> [Problem to work on]: Each line below with the word "theo" needs to be copied.

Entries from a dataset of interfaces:
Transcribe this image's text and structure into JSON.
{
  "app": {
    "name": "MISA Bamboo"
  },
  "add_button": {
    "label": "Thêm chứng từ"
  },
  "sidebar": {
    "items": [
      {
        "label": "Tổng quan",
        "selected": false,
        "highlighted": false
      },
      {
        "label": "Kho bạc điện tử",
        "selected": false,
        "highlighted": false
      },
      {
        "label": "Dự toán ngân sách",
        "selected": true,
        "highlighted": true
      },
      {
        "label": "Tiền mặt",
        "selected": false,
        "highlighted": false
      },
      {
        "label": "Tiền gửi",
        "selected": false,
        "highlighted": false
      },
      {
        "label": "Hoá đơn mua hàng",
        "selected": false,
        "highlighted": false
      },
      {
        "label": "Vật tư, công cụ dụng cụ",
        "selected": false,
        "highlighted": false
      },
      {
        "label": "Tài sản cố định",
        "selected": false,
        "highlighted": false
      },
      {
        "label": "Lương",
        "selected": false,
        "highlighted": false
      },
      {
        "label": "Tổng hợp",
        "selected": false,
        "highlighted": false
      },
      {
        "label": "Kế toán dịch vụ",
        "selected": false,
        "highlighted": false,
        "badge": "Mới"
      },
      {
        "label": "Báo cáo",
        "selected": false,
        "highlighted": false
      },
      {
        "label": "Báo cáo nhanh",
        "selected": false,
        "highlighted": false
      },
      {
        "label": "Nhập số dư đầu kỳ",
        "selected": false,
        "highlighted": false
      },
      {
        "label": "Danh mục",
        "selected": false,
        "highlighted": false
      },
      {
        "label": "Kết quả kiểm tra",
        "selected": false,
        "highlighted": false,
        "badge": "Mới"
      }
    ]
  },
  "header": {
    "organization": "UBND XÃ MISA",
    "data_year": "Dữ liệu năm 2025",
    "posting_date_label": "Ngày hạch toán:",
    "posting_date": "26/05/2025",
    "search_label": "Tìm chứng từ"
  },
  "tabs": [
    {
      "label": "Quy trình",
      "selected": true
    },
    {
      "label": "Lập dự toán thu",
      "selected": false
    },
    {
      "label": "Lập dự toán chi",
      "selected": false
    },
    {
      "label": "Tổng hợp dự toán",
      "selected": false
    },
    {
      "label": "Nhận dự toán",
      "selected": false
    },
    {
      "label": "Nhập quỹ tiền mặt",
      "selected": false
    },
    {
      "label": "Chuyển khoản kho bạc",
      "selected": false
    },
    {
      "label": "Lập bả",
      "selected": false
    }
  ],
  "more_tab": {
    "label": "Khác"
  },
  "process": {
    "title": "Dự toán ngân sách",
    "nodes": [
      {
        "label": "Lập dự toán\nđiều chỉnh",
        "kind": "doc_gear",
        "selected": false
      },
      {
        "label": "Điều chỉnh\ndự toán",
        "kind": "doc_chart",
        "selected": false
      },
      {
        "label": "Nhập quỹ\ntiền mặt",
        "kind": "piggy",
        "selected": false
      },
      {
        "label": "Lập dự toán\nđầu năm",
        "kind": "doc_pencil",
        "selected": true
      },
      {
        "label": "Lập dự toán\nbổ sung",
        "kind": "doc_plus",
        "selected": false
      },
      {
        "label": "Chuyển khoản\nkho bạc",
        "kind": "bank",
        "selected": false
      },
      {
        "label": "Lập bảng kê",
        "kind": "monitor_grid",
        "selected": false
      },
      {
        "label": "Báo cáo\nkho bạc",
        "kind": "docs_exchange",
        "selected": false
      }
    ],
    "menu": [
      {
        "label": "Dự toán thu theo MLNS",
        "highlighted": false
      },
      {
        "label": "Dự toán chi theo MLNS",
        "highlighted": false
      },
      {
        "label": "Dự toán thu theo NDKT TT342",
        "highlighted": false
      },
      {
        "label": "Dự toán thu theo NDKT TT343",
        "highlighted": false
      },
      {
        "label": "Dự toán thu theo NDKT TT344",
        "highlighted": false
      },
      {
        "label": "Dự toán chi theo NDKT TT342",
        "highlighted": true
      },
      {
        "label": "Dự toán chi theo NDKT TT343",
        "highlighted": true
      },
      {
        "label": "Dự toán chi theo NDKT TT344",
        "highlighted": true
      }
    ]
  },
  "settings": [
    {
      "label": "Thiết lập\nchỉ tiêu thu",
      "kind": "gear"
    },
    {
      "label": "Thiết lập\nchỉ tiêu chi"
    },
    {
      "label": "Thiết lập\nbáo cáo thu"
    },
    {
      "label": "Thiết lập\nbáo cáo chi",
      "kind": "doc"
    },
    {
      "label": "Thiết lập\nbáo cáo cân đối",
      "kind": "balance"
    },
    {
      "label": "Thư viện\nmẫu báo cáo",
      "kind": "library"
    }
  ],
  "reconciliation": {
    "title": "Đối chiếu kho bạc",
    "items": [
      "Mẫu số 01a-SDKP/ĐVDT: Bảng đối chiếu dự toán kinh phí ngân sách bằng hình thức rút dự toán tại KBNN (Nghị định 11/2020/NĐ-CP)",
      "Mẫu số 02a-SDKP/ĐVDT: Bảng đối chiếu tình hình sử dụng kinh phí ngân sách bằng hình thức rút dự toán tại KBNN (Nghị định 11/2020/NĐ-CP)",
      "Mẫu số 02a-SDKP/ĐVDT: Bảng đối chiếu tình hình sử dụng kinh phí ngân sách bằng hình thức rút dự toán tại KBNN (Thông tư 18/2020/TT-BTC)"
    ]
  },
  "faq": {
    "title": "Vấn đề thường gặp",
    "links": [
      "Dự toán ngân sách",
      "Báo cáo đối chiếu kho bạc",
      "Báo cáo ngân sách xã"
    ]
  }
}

> [Solved problem]:
        "label": "Dự toán thu theo MLNS",
        "label": "Dự toán chi theo MLNS",
        "label": "Dự toán thu theo NDKT TT342",
        "label": "Dự toán thu theo NDKT TT343",
        "label": "Dự toán thu theo NDKT TT344",
        "label": "Dự toán chi theo NDKT TT342",
        "label": "Dự toán chi theo NDKT TT343",
        "label": "Dự toán chi theo NDKT TT344",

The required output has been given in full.